*** Data for review ***

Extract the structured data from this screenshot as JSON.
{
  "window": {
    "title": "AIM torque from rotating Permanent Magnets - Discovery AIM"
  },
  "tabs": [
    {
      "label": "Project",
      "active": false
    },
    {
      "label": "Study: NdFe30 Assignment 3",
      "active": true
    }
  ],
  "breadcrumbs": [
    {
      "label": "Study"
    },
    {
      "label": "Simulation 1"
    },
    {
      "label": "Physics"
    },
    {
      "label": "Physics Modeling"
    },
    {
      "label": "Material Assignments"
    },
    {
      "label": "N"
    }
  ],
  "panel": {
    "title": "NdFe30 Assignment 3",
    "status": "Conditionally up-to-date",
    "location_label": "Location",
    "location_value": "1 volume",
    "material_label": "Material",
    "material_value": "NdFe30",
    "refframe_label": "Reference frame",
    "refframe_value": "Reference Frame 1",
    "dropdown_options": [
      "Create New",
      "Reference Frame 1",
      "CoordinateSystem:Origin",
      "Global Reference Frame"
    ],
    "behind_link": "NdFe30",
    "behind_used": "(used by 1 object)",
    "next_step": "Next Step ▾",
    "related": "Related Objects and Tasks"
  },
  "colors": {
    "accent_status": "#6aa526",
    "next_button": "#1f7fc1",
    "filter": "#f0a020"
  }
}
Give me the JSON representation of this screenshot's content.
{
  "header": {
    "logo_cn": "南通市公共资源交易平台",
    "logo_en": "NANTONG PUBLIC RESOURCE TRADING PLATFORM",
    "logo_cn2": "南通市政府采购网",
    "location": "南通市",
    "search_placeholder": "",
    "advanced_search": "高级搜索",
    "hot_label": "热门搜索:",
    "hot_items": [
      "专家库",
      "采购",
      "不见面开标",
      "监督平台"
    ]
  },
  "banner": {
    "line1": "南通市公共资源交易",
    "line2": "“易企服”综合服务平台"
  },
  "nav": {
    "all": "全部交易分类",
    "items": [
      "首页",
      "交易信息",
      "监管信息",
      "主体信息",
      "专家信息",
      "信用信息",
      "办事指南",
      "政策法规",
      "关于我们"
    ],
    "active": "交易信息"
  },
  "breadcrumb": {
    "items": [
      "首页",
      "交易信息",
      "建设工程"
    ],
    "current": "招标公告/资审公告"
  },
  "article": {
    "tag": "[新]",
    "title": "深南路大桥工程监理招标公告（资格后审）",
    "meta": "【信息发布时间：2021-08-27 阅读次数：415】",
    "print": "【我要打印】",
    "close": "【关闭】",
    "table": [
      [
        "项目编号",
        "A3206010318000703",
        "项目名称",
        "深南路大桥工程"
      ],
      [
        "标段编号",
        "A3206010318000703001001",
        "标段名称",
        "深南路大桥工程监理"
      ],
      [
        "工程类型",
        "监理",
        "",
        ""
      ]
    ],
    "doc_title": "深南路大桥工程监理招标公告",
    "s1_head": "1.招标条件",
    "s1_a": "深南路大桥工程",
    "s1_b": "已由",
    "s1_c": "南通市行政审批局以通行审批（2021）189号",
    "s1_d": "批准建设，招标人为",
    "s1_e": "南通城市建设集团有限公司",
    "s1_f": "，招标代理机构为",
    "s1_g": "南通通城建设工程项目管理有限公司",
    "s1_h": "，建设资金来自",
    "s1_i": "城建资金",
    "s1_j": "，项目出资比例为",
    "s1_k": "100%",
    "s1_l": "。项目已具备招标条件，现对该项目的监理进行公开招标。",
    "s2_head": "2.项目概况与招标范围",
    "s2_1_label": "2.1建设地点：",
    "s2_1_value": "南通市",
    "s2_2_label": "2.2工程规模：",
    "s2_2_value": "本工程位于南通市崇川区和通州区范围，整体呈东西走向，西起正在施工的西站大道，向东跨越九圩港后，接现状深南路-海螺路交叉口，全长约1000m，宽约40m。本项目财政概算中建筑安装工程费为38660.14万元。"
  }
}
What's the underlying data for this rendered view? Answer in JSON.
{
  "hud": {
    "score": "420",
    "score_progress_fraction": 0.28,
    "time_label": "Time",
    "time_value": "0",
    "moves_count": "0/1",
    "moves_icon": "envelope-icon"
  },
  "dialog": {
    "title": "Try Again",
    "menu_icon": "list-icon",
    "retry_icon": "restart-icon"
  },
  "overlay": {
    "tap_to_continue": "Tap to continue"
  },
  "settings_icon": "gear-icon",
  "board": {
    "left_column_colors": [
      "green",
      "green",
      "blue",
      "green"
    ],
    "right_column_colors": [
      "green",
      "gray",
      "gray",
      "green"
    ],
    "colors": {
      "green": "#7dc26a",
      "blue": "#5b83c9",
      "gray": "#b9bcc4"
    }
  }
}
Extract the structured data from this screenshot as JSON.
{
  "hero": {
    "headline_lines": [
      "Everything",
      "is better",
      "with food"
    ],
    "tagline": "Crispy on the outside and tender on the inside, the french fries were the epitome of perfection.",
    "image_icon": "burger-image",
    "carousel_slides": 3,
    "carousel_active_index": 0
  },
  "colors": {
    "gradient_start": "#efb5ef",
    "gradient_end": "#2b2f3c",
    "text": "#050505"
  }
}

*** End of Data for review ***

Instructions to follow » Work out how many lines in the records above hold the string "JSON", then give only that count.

Answer box » 4